I’ve always worked in healthcare settings, wanting to be part of an industry that was focused on helping people, but after the death of my father in 2009, my relationship with healthcare changed. Prior to his death, I was content to work on the business side in various financial and management roles. I’m well organized, analytical and a problem solver by nature and there was never any shortage of available positions as I made my way up the career ladder. After moving to Portland in the early 90’s I added a post-baccalaureate certificate in accounting to my existing psychology degree in an effort to legitimize myself as I pursued healthcare finance roles.
And then things changed. My father started to show signs of illness in the late 1990’s and it would be 11 years before his disease, Progressive Supranuclear Palsy (PSP), would take his life at age 73. What is PSP? He and my mother were able to manage his care for the first five years or so, but as his mobility became increasingly limited and his care needs increased it became clear they would need more help. Living the furthest away, but having more of a background in this area than any of my siblings, at least I worked in the healthcare industry; I took the lead investigating various care options. I helped my parents’ interview and set up in-home care providers and assisted them in evaluating their finances. Being that most of their expenses were out-of-pocket with little covered by Medicare, what they could afford didn’t last long. Within a year my father qualified for state assistance and was moved to a nursing home where he lived his few remaining years. My family and I were fortunate to be by his side during his final hours and it was not long after that I realized I wanted to give meaning to both his life and mine by becoming an advocate for older adults in similar situations.

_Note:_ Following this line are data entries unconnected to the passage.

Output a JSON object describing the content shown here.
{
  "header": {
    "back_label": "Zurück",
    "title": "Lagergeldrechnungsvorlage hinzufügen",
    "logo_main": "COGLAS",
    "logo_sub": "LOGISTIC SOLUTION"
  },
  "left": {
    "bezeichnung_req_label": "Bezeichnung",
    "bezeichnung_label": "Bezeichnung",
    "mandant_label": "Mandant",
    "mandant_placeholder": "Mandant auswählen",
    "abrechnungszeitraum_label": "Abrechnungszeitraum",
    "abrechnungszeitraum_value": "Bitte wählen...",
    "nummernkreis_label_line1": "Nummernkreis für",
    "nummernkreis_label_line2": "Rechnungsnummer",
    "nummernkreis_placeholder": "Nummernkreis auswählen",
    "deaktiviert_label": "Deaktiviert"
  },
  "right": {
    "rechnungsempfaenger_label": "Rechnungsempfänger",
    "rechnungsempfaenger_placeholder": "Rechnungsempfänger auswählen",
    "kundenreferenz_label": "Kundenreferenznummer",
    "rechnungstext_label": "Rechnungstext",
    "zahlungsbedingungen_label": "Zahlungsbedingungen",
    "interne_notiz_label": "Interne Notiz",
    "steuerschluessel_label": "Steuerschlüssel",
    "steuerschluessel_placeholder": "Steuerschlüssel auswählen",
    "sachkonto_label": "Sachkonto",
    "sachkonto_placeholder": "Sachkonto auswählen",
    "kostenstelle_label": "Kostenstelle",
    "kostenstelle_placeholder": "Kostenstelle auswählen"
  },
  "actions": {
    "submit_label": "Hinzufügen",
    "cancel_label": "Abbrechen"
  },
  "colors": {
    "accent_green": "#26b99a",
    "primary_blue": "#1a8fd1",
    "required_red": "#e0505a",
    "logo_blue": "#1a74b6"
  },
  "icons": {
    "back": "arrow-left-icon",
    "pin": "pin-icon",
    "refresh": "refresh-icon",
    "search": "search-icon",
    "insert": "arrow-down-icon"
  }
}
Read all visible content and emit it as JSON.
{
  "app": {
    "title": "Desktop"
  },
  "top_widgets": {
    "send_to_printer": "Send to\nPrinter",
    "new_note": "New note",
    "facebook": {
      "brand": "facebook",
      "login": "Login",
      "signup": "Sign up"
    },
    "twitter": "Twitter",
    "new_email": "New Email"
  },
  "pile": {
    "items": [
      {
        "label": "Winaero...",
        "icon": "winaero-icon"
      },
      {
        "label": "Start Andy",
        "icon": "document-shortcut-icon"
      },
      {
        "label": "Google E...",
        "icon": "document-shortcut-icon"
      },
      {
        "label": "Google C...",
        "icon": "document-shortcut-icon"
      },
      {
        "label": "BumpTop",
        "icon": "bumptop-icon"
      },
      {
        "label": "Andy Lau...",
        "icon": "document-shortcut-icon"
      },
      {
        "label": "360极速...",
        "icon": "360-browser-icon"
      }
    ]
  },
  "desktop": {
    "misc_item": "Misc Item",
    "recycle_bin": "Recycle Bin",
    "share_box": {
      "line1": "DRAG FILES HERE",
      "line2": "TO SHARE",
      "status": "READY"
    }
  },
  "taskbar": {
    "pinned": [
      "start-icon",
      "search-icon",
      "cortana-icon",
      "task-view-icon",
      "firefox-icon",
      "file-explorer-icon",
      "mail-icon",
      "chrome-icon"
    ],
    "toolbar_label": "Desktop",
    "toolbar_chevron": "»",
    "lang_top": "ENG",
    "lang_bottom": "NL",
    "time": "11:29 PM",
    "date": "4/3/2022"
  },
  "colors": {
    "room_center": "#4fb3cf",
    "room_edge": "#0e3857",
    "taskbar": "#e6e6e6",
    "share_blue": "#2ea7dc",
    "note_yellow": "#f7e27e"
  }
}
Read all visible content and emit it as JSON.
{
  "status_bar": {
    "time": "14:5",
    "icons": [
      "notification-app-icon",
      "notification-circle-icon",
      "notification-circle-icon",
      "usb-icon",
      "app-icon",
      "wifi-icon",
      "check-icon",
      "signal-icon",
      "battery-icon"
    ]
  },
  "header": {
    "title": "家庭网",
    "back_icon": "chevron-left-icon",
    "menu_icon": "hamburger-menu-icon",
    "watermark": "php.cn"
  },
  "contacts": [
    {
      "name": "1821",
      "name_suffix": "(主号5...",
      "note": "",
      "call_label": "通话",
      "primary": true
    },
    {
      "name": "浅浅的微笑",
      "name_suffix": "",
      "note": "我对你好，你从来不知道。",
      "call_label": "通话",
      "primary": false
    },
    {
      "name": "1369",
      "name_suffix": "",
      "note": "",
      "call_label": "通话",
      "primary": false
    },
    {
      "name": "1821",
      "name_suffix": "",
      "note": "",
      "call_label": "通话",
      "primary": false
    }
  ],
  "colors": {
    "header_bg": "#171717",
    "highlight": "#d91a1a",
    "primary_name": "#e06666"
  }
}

For me, this very personal story was the catalyst for a career change that had been brewing for years. I’d finally found my passion and was excited to pursue the work I felt I’d been born to do, geriatric social work. I decided to step down from my 60+ hours/week management job and was fortunate to find a staff level analyst job at the same employer that would allow me the flexibility to attend school part-time while taking full advantage of my employer’s tuition reimbursement program. In the Fall of 2011, I started a Graduate Certificate in Gerontology at Portland State University (PSU). I am currently finishing the program’s last requirement, my student internship at AARP, but that won’t be the end of my academic pursuits. I also hope to attain a Masters in Social Work (MSW) from PSU. PSU MSW and Gerontology programs The program is extremely competitive, being the only one of its kind in Oregon. Unfortunately my application was denied for admission this Fall. After going through the usual shock, disappointment, sadness and anger I made my way back to action and met with the MSW admissions director to discuss next steps. I plan to apply again next year should my request for reconsideration prove unsuccessful.
When you finally find your passion, your dreams can’t be denied and there is no substitute for advocating for oneself. Wish me luck!